_What you should do_
Would you please return the lines of the material that contain the word "content"?

Exercise material START

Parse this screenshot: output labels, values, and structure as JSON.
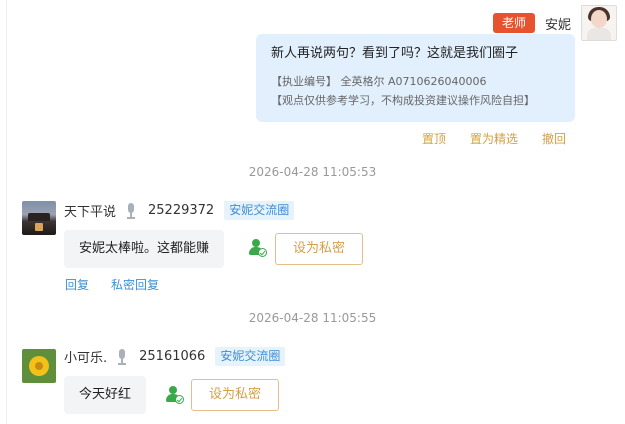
{
  "teacher_message": {
    "role_badge": "老师",
    "name": "安妮",
    "text": "新人再说两句？看到了吗？这就是我们圈子",
    "license_line": "【执业编号】 全英格尔 A0710626040006",
    "disclaimer_line": "【观点仅供参考学习，不构成投资建议操作风险自担】",
    "actions": {
      "pin": "置顶",
      "feature": "置为精选",
      "withdraw": "撤回"
    }
  },
  "messages": [
    {
      "timestamp": "2026-04-28 11:05:53",
      "username": "天下平说",
      "user_id": "25229372",
      "group_tag": "安妮交流圈",
      "text": "安妮太棒啦。这都能赚",
      "set_private_label": "设为私密",
      "reply_label": "回复",
      "private_reply_label": "私密回复"
    },
    {
      "timestamp": "2026-04-28 11:05:55",
      "username": "小可乐.",
      "user_id": "25161066",
      "group_tag": "安妮交流圈",
      "text": "今天好红",
      "set_private_label": "设为私密"
    }
  ],
  "colors": {
    "role_badge": "#e8532f",
    "teacher_bubble": "#e2effd",
    "action_gold": "#d4a046",
    "link_blue": "#3d8fd6",
    "verified_green": "#3aa94a"
  }
}
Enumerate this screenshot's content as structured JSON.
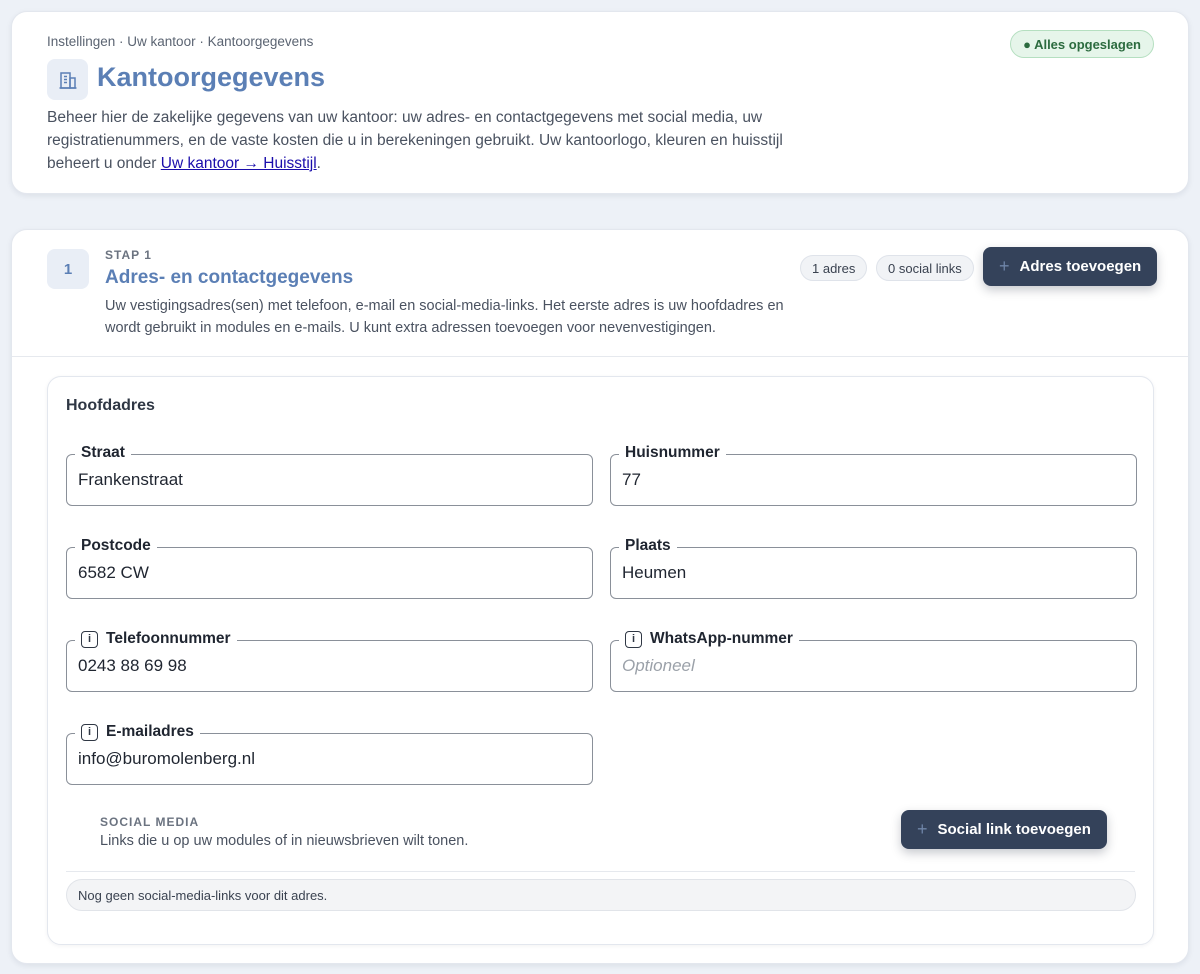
{
  "header": {
    "breadcrumb": "Instellingen · Uw kantoor · Kantoorgegevens",
    "status_badge": "● Alles opgeslagen",
    "title": "Kantoorgegevens",
    "title_icon": "building-icon",
    "intro_text": "Beheer hier de zakelijke gegevens van uw kantoor: uw adres- en contactgegevens met social media, uw registratienummers, en de vaste kosten die u in berekeningen gebruikt. Uw kantoorlogo, kleuren en huisstijl beheert u onder ",
    "intro_link": "Uw kantoor → Huisstijl",
    "intro_end": "."
  },
  "step": {
    "number": "1",
    "label": "STAP 1",
    "title": "Adres- en contactgegevens",
    "description": "Uw vestigingsadres(sen) met telefoon, e-mail en social-media-links. Het eerste adres is uw hoofdadres en wordt gebruikt in modules en e-mails. U kunt extra adressen toevoegen voor nevenvestigingen.",
    "chip_addresses": "1 adres",
    "chip_social": "0 social links",
    "add_address_label": "Adres toevoegen",
    "plus": "+"
  },
  "address": {
    "title": "Hoofdadres",
    "fields": {
      "straat": {
        "label": "Straat",
        "value": "Frankenstraat"
      },
      "huisnummer": {
        "label": "Huisnummer",
        "value": "77"
      },
      "postcode": {
        "label": "Postcode",
        "value": "6582 CW"
      },
      "plaats": {
        "label": "Plaats",
        "value": "Heumen"
      },
      "telefoon": {
        "label": "Telefoonnummer",
        "value": "0243 88 69 98"
      },
      "whatsapp": {
        "label": "WhatsApp-nummer",
        "value": "",
        "placeholder": "Optioneel"
      },
      "email": {
        "label": "E-mailadres",
        "value": "info@buromolenberg.nl"
      }
    },
    "info_glyph": "i",
    "social": {
      "title": "SOCIAL MEDIA",
      "description": "Links die u op uw modules of in nieuwsbrieven wilt tonen.",
      "add_label": "Social link toevoegen",
      "empty_text": "Nog geen social-media-links voor dit adres."
    }
  },
  "colors": {
    "accent": "#5b7fb5",
    "button_dark": "#34425a",
    "saved_green": "#2c6b3f",
    "background": "#edf1f7"
  }
}
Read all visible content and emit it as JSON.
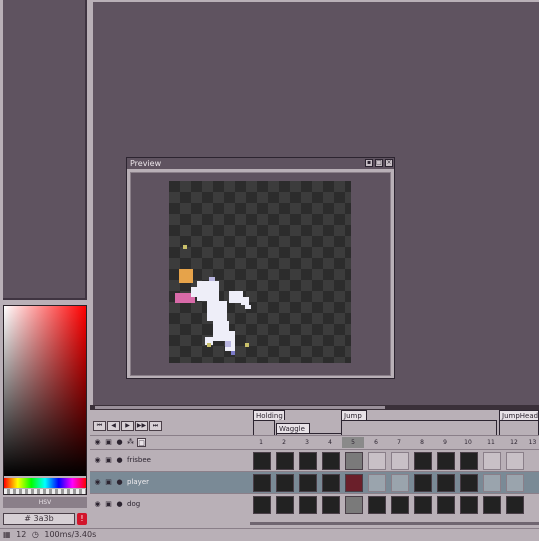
{
  "preview": {
    "title": "Preview",
    "buttons": [
      "▪",
      "□",
      "×"
    ]
  },
  "color_panel": {
    "hsv_label": "HSV",
    "hex_value": "# 3a3b",
    "alert_glyph": "!",
    "colors": {
      "hue_start": "#ff0000",
      "panel": "#b9b0b7"
    }
  },
  "status": {
    "frame_label": "12",
    "timing": "100ms/3.40s"
  },
  "timeline": {
    "transport_buttons": [
      "⏮",
      "◀",
      "▶",
      "▶▶",
      "⏭"
    ],
    "tags": [
      "Holding",
      "Waggle",
      "Jump",
      "JumpHead"
    ],
    "frames": [
      "1",
      "2",
      "3",
      "4",
      "5",
      "6",
      "7",
      "8",
      "9",
      "10",
      "11",
      "12",
      "13"
    ],
    "active_frame": "5",
    "layers": [
      {
        "name": "frisbee"
      },
      {
        "name": "player"
      },
      {
        "name": "dog"
      }
    ]
  }
}
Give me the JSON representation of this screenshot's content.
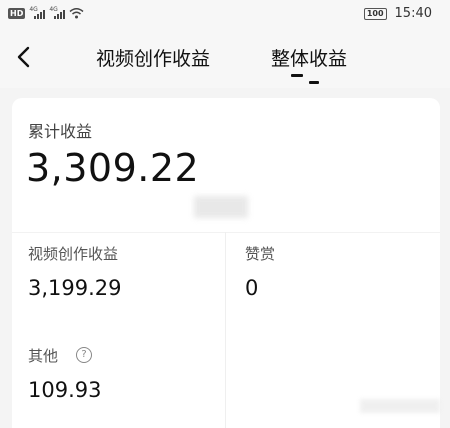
{
  "status_bar": {
    "hd_badge": "HD",
    "battery": "100",
    "time": "15:40"
  },
  "header": {
    "tabs": [
      {
        "label": "视频创作收益",
        "active": false
      },
      {
        "label": "整体收益",
        "active": true
      }
    ]
  },
  "earnings": {
    "total_label": "累计收益",
    "total_value": "3,309.22",
    "items": [
      {
        "label": "视频创作收益",
        "value": "3,199.29"
      },
      {
        "label": "赞赏",
        "value": "0"
      },
      {
        "label": "其他",
        "value": "109.93"
      }
    ]
  },
  "icons": {
    "back": "chevron-left-icon",
    "help": "question-circle-icon",
    "wifi": "wifi-icon",
    "signal": "signal-icon"
  }
}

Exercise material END

_Response to the task_
Enumerate this screenshot's content as structured JSON.
Read all visible content and emit it as JSON.
Give me the JSON representation of this screenshot's content.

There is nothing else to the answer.